Toombs and G. T. Anderson, and Drayton's brigade, in which were the Fiftieth and Fifty-first Georgia. While Jackson was fighting near Groveton on the 28th, Colonel Anderson reached Thoroughfare gap, and the Eighth Georgia, which he sent forward under Col. Benjamin Peck, was the first to pass through. Directly afterward it was aained a favorable position, but they inflicted severe punishment upon the enemy. Capt. John G. Patton brought down five with his pistol. The regulars, said Colonel Anderson, both officers and men, behaved with distinguished gallantry, as they have on every occasion in which they have met the enemy, and I only regret that our arm Medical Director Guild shows that the heaviest loss of killed and wounded in any brigade of the Confederate army on Manassas plains in August, 1862, was that of Anderson's Georgia brigade, 62, and the second heaviest loss of any regiment was by the Eleventh Georgia, 198. Lawton's brigade lost 456; Toombs', 331; Thomas', 261; Wr
Joseph T. Derry , A. M. , Author of School History of the United States; Story of the Confederate War, etc., Confederate Military History, a library of Confederate States Military History: Volume 6, Georgia (ed. Clement Anselm Evans), Biographical (search)

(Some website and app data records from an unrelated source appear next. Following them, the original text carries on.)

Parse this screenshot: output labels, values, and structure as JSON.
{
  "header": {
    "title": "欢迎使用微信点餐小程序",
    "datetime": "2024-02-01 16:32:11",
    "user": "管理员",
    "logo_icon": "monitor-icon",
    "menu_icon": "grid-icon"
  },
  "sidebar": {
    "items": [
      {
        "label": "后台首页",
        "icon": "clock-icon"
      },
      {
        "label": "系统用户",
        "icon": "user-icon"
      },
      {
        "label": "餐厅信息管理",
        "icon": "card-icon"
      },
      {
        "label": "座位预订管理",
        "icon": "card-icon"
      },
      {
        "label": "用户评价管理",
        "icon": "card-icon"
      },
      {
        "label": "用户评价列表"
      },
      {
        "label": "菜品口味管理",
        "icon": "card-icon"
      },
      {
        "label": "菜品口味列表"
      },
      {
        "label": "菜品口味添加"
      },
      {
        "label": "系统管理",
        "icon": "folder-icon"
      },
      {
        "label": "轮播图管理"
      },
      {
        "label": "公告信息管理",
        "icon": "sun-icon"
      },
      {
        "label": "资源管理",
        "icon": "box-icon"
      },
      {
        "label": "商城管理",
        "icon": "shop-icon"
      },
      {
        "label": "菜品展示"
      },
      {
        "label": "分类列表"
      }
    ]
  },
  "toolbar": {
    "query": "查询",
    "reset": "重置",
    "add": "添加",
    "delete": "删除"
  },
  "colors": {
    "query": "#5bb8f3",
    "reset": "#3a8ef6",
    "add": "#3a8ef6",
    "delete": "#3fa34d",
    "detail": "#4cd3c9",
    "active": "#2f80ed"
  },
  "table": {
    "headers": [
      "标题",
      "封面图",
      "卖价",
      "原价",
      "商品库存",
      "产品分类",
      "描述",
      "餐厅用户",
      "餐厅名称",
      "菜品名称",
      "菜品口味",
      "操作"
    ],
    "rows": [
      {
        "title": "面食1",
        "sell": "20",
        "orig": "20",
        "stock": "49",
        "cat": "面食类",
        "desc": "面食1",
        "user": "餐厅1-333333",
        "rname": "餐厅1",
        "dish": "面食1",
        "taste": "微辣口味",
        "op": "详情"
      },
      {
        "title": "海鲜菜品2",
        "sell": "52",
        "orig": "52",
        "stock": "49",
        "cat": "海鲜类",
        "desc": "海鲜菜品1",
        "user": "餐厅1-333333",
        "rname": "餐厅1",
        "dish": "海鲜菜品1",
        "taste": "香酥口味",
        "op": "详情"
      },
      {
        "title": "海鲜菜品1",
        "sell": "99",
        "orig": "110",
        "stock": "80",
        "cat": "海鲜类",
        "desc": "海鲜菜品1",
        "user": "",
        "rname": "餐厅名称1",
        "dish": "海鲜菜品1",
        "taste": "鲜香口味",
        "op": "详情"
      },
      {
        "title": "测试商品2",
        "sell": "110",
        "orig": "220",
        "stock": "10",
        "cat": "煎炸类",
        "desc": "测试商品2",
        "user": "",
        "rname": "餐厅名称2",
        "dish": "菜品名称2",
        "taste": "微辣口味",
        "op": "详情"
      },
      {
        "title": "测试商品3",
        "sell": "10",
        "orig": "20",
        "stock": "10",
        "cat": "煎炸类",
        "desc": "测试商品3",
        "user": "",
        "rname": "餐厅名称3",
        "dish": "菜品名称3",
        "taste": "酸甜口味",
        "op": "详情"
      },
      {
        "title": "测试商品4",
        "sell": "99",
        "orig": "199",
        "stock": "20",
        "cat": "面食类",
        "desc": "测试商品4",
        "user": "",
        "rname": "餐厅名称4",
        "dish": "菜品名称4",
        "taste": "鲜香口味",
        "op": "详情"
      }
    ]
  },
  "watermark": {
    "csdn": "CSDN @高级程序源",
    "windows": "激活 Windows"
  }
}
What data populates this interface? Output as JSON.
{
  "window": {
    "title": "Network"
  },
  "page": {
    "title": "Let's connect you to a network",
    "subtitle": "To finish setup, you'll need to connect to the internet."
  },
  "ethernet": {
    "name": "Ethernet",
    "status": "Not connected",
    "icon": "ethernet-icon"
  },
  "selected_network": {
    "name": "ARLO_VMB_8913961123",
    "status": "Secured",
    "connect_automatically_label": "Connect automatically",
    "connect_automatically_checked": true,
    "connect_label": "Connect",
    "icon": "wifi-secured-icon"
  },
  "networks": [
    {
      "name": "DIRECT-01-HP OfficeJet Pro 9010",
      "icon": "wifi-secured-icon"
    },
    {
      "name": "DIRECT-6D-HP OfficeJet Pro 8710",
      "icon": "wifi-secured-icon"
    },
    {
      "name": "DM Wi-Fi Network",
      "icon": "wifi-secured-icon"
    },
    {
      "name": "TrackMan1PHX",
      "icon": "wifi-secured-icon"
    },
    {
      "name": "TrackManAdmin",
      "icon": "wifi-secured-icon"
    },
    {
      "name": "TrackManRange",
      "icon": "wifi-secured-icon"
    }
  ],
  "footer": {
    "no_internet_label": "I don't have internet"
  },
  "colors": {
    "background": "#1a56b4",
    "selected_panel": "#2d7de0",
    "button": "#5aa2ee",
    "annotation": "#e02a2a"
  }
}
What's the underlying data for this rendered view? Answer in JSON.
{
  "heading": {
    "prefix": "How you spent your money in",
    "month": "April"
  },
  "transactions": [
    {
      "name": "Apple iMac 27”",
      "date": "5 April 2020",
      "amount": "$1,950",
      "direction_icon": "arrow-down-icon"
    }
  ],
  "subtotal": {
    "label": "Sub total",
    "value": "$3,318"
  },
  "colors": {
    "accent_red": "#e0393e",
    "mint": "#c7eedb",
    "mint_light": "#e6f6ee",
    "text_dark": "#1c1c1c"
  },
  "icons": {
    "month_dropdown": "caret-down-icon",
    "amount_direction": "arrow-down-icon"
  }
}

et into east Tennessee and took part in the siege of the city of Knoxville and the assault upon the Federal works. Here Anderson's brigade was again called upon for desperate fighting. True to its record, it bravely seconded the efforts of the commanding general, adding to its already brilliant reputation. In the second day of the battle of the Wilderness, Anderson's was one of the four brigades under Mahone which attacked the Federal left wing in flank and rear, and rolled it up in confusionthen back upon the Brock road. At Spottsylvania and Cold Harbor and throughout the protracted struggle around Richmond, Anderson and his brigade continued their faithful and heroic work. He was in Field's division of Longstreet's corps in the final scene at Appomattox Court House. After the return of peace, General Anderson returned to Georgia and served in several important official stations. For awhile he was local freight agent of the Georgia railroad at Atlanta. He became chief of polic